The young Spanish gun Carlos Alcaraz is the first player to qualify for the ATP Next Gen Finals semi-final. After beating Holger Rune in the first round-robin match, Carlos took down the 4th seed Brandon Nakashima 4-3, 4-1, 4-3 in the second encounter to book a place in the last four. Alcaraz needed an hour and 26 minutes to beat the American, firing ten aces and fending off four out of five break chances, all that while serving at 52%! Nakashima faced two break points and failed to defend any of them, losing ground in the shortest and most extended exchanges to fall in straight sets. Carlos saved two break points at the beginning of the match, and Brandon opened a 2-1 gap with a strong forehand in game three. Alcaraz wrapped up the fourth game with a forehand winner and introduced a tie break with a hold at 30 at 2-3.
Carlos Alcaraz is through to the semi-final in Milan.
The Spaniard cracked a backhand down the line winner at 4-3 to grab a mini-break and sealed the breaker with a smash winner at 6-4. Carlos broke at 15 in the second set’s second game and held with a service winner to move 3-0 in front. Serving for the set at 3-1, the Spaniard claimed the deciding point after forcing the opponent’s mistake and moved closer to the finish line. Alcaraz painted another forehand winner at 1-1 in the third set to grab a break, and Nakashima pulled it back in the next one to extend the duel. The set went into a tie break, and the Spaniard landed aces at 3-2 to build the lead.
Serving at 6-4, Alcaraz fired another booming serve to move over the top and secure a place in the semis.
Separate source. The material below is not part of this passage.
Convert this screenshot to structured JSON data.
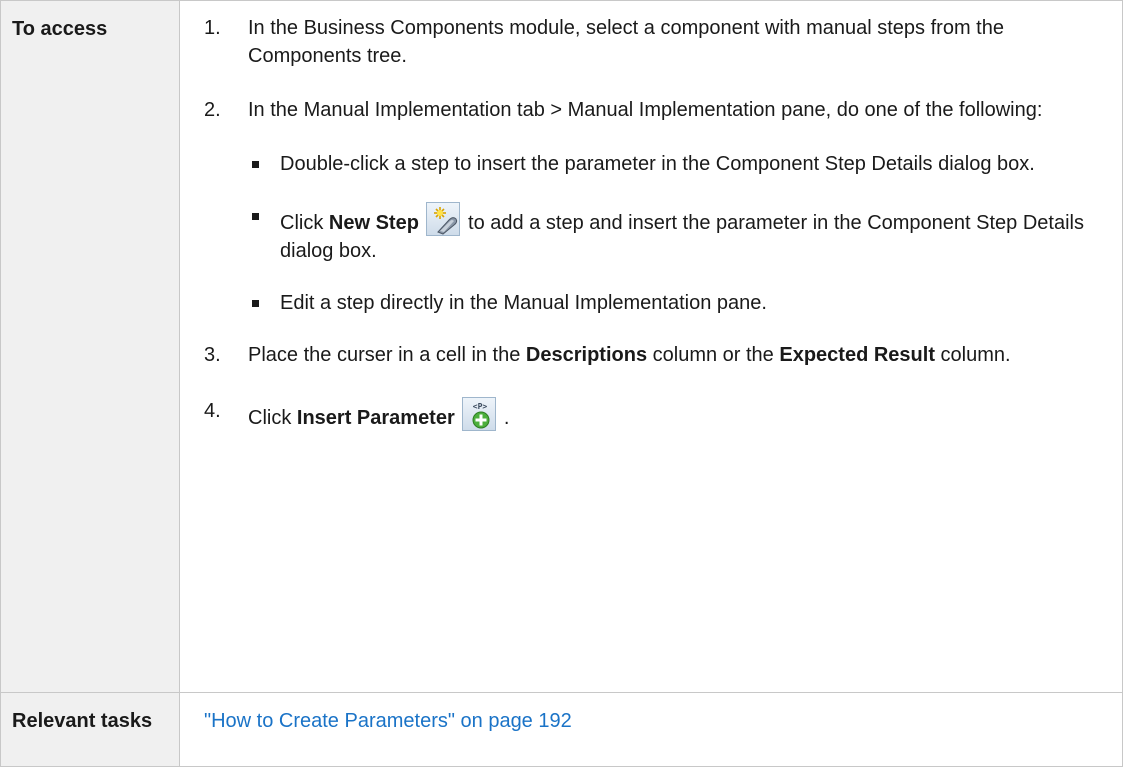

The 2nd seed Sebastian Korda ousted Sebastian Baez 4-3, 4-2, 4-2 in an hour and 13 minutes, securing his second victory of the competition and looking good to join Alcaraz in the last four. The American dropped only three points behind the first serve and saved two out of three break points to keep the pressure on the other side. Baez got broken three times, beating his rival in the more extended rallies but suffering in the shortest range up to four strokes without gaining more free points with his initial shot.